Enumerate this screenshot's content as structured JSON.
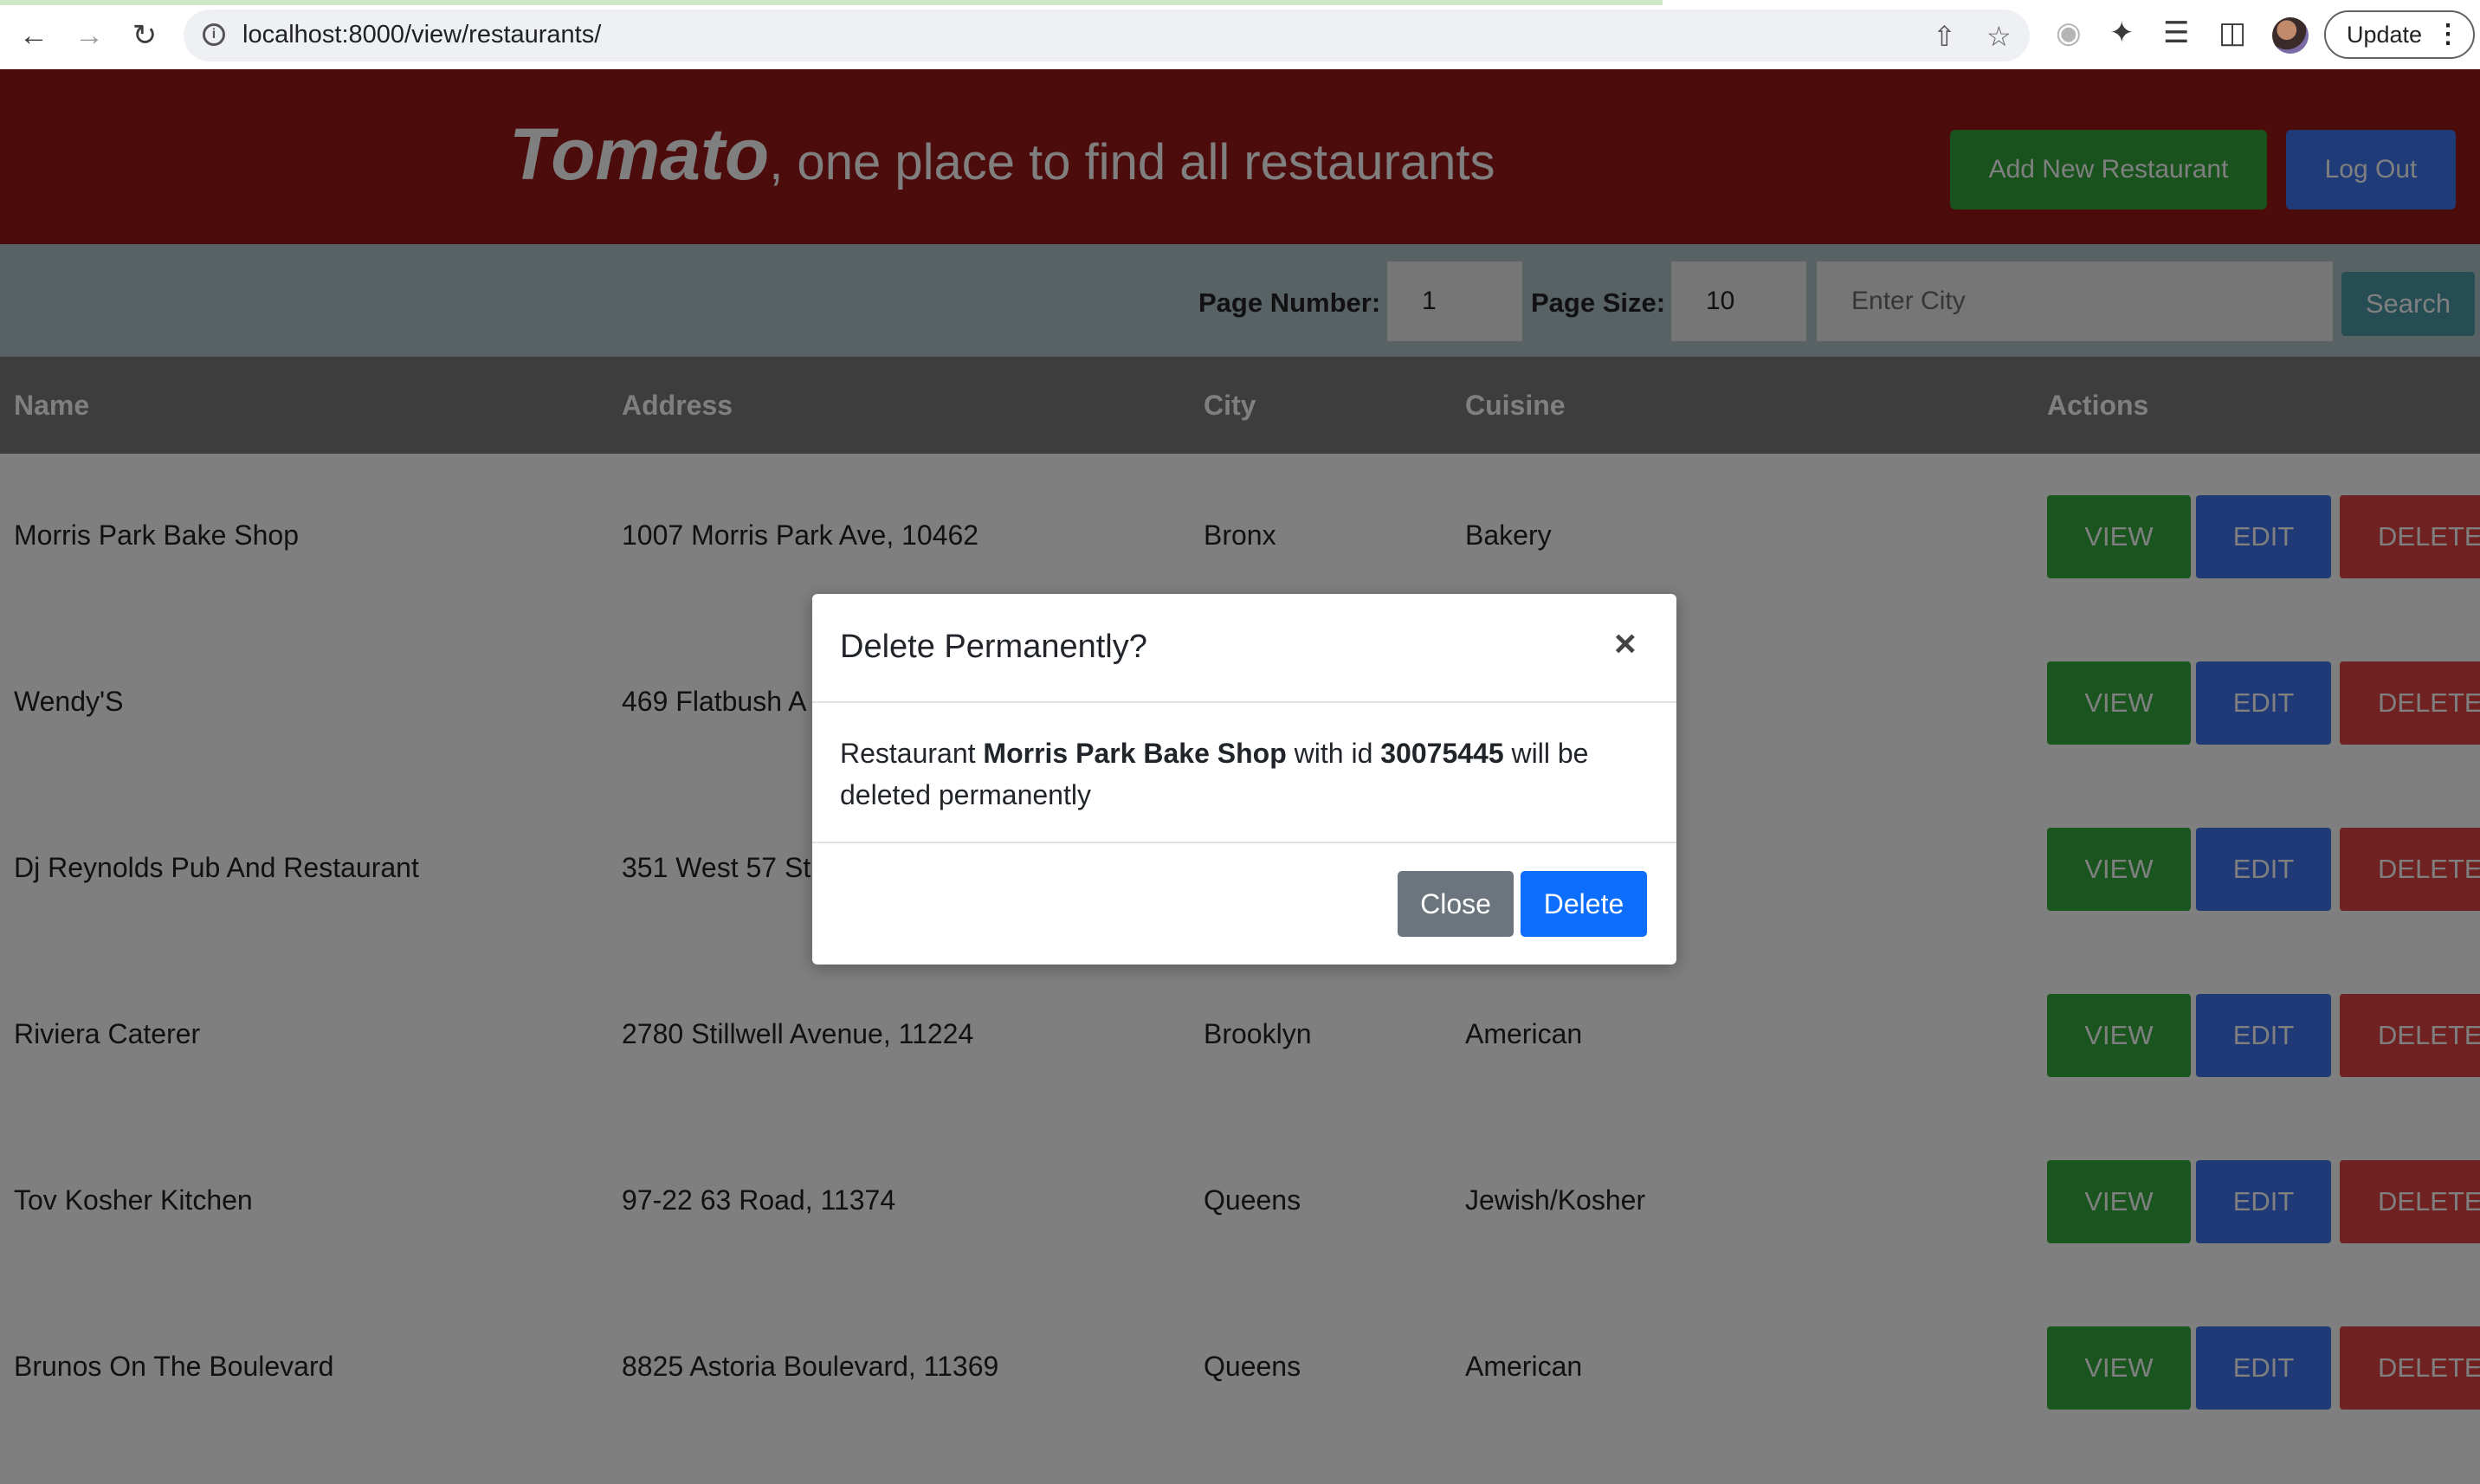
{
  "browser": {
    "url": "localhost:8000/view/restaurants/",
    "update_label": "Update"
  },
  "header": {
    "brand_name": "Tomato",
    "tagline": ", one place to find all restaurants",
    "add_button": "Add New Restaurant",
    "logout_button": "Log Out"
  },
  "search": {
    "page_number_label": "Page Number:",
    "page_number_value": "1",
    "page_size_label": "Page Size:",
    "page_size_value": "10",
    "city_placeholder": "Enter City",
    "search_button": "Search"
  },
  "table": {
    "columns": [
      "Name",
      "Address",
      "City",
      "Cuisine",
      "Actions"
    ],
    "rows": [
      {
        "name": "Morris Park Bake Shop",
        "address": "1007 Morris Park Ave, 10462",
        "city": "Bronx",
        "cuisine": "Bakery"
      },
      {
        "name": "Wendy'S",
        "address": "469 Flatbush A",
        "city": "",
        "cuisine": ""
      },
      {
        "name": "Dj Reynolds Pub And Restaurant",
        "address": "351 West 57 St",
        "city": "",
        "cuisine": ""
      },
      {
        "name": "Riviera Caterer",
        "address": "2780 Stillwell Avenue, 11224",
        "city": "Brooklyn",
        "cuisine": "American"
      },
      {
        "name": "Tov Kosher Kitchen",
        "address": "97-22 63 Road, 11374",
        "city": "Queens",
        "cuisine": "Jewish/Kosher"
      },
      {
        "name": "Brunos On The Boulevard",
        "address": "8825 Astoria Boulevard, 11369",
        "city": "Queens",
        "cuisine": "American"
      }
    ],
    "actions": {
      "view": "VIEW",
      "edit": "EDIT",
      "delete": "DELETE"
    }
  },
  "modal": {
    "title": "Delete Permanently?",
    "close_icon": "×",
    "body_prefix": "Restaurant ",
    "restaurant_name": "Morris Park Bake Shop",
    "body_middle": " with id ",
    "restaurant_id": "30075445",
    "body_suffix": " will be deleted permanently",
    "close_button": "Close",
    "delete_button": "Delete"
  }
}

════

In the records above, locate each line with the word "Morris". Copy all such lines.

* **Written solution**:
        "name": "Morris Park Bake Shop",
        "address": "1007 Morris Park Ave, 10462",
    "restaurant_name": "Morris Park Bake Shop",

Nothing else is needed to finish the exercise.